## Problem requirements
An exact copy of the entries, with every picture omitted, is what is needed here.

*** Opening Record extracts ***

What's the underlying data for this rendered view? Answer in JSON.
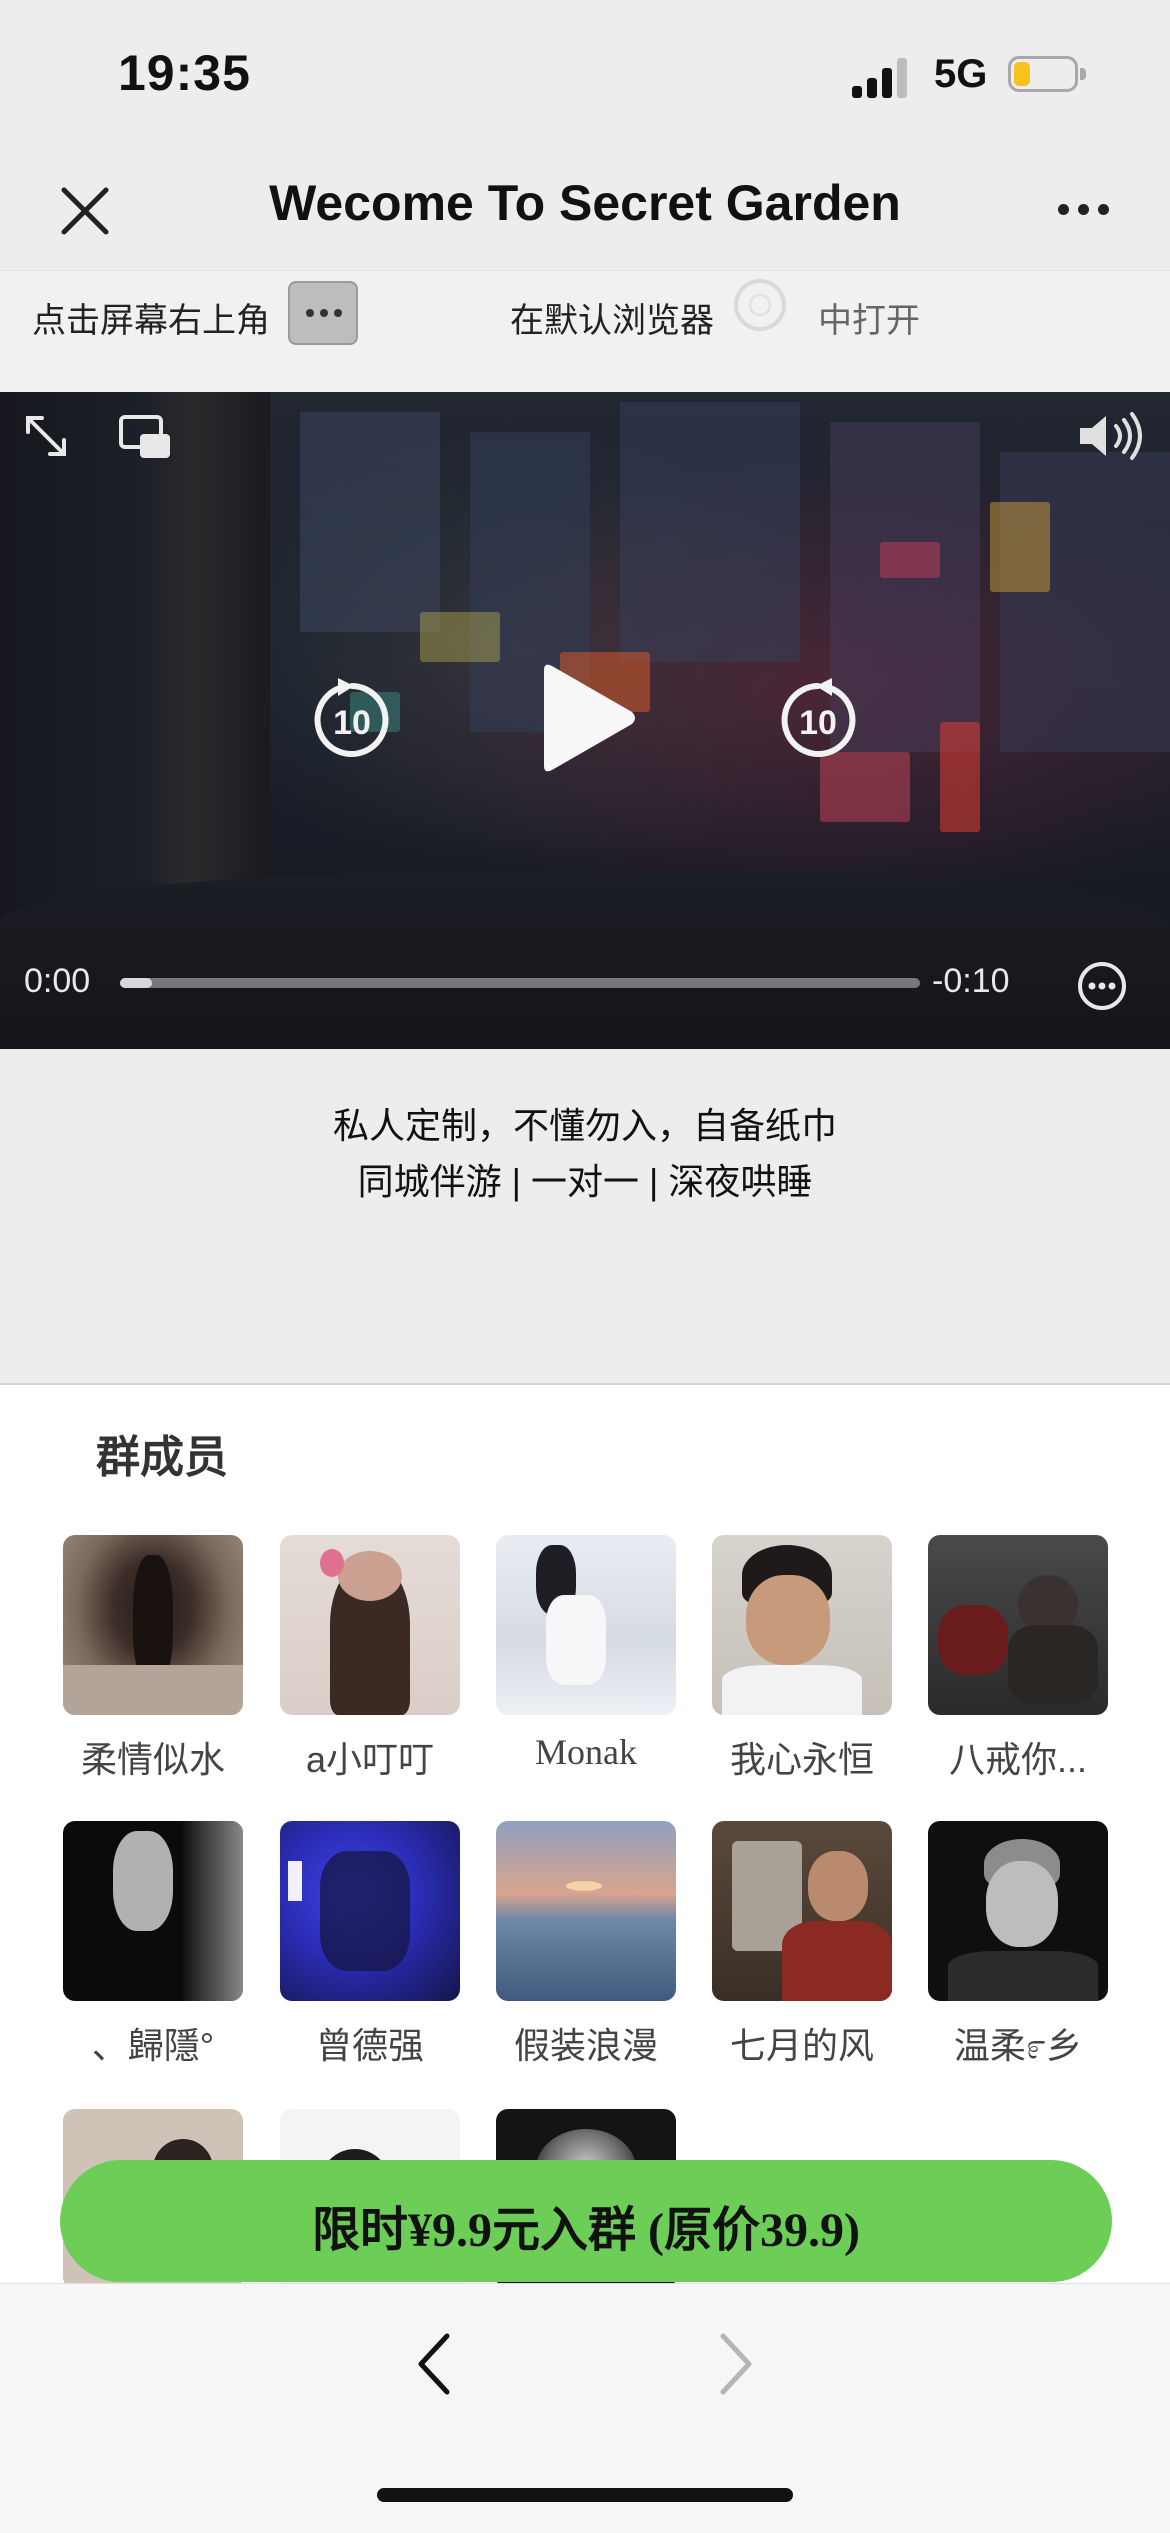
{
  "status_bar": {
    "time": "19:35",
    "network": "5G",
    "battery_level": 0.28,
    "colors": {
      "battery_fill": "#f5c31b"
    }
  },
  "nav": {
    "title": "Wecome To Secret Garden",
    "close_icon": "close-icon",
    "more_icon": "more-dots-icon"
  },
  "hint": {
    "part1": "点击屏幕右上角",
    "part2": "在默认浏览器",
    "part3": "中打开"
  },
  "video": {
    "elapsed": "0:00",
    "remaining": "-0:10",
    "progress": 0.04,
    "skip_seconds": "10",
    "icons": [
      "expand-icon",
      "picture-in-picture-icon",
      "volume-icon",
      "rewind-10-icon",
      "play-icon",
      "forward-10-icon",
      "options-icon"
    ]
  },
  "description": {
    "line1": "私人定制，不懂勿入，自备纸巾",
    "line2": "同城伴游 | 一对一 | 深夜哄睡"
  },
  "members": {
    "title": "群成员",
    "list": [
      {
        "name": "柔情似水"
      },
      {
        "name": "a小叮叮"
      },
      {
        "name": "Monak"
      },
      {
        "name": "我心永恒"
      },
      {
        "name": "八戒你..."
      },
      {
        "name": "、歸隱°"
      },
      {
        "name": "曾德强"
      },
      {
        "name": "假装浪漫"
      },
      {
        "name": "七月的风"
      },
      {
        "name": "温柔೯乡"
      }
    ]
  },
  "join_button": {
    "label": "限时¥9.9元入群 (原价39.9)",
    "color": "#6ccd57"
  },
  "toolbar": {
    "back_icon": "chevron-left-icon",
    "forward_icon": "chevron-right-icon"
  }
}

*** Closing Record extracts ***

## Exercise solution
What's the underlying data for this rendered view? Answer in JSON.
{
  "status_bar": {
    "time": "19:35",
    "network": "5G",
    "battery_level": 0.28,
    "colors": {
      "battery_fill": "#f5c31b"
    }
  },
  "nav": {
    "title": "Wecome To Secret Garden",
    "close_icon": "close-icon",
    "more_icon": "more-dots-icon"
  },
  "hint": {
    "part1": "点击屏幕右上角",
    "part2": "在默认浏览器",
    "part3": "中打开"
  },
  "video": {
    "elapsed": "0:00",
    "remaining": "-0:10",
    "progress": 0.04,
    "skip_seconds": "10",
    "icons": [
      "expand-icon",
      "picture-in-picture-icon",
      "volume-icon",
      "rewind-10-icon",
      "play-icon",
      "forward-10-icon",
      "options-icon"
    ]
  },
  "description": {
    "line1": "私人定制，不懂勿入，自备纸巾",
    "line2": "同城伴游 | 一对一 | 深夜哄睡"
  },
  "members": {
    "title": "群成员",
    "list": [
      {
        "name": "柔情似水"
      },
      {
        "name": "a小叮叮"
      },
      {
        "name": "Monak"
      },
      {
        "name": "我心永恒"
      },
      {
        "name": "八戒你..."
      },
      {
        "name": "、歸隱°"
      },
      {
        "name": "曾德强"
      },
      {
        "name": "假装浪漫"
      },
      {
        "name": "七月的风"
      },
      {
        "name": "温柔೯乡"
      }
    ]
  },
  "join_button": {
    "label": "限时¥9.9元入群 (原价39.9)",
    "color": "#6ccd57"
  },
  "toolbar": {
    "back_icon": "chevron-left-icon",
    "forward_icon": "chevron-right-icon"
  }
}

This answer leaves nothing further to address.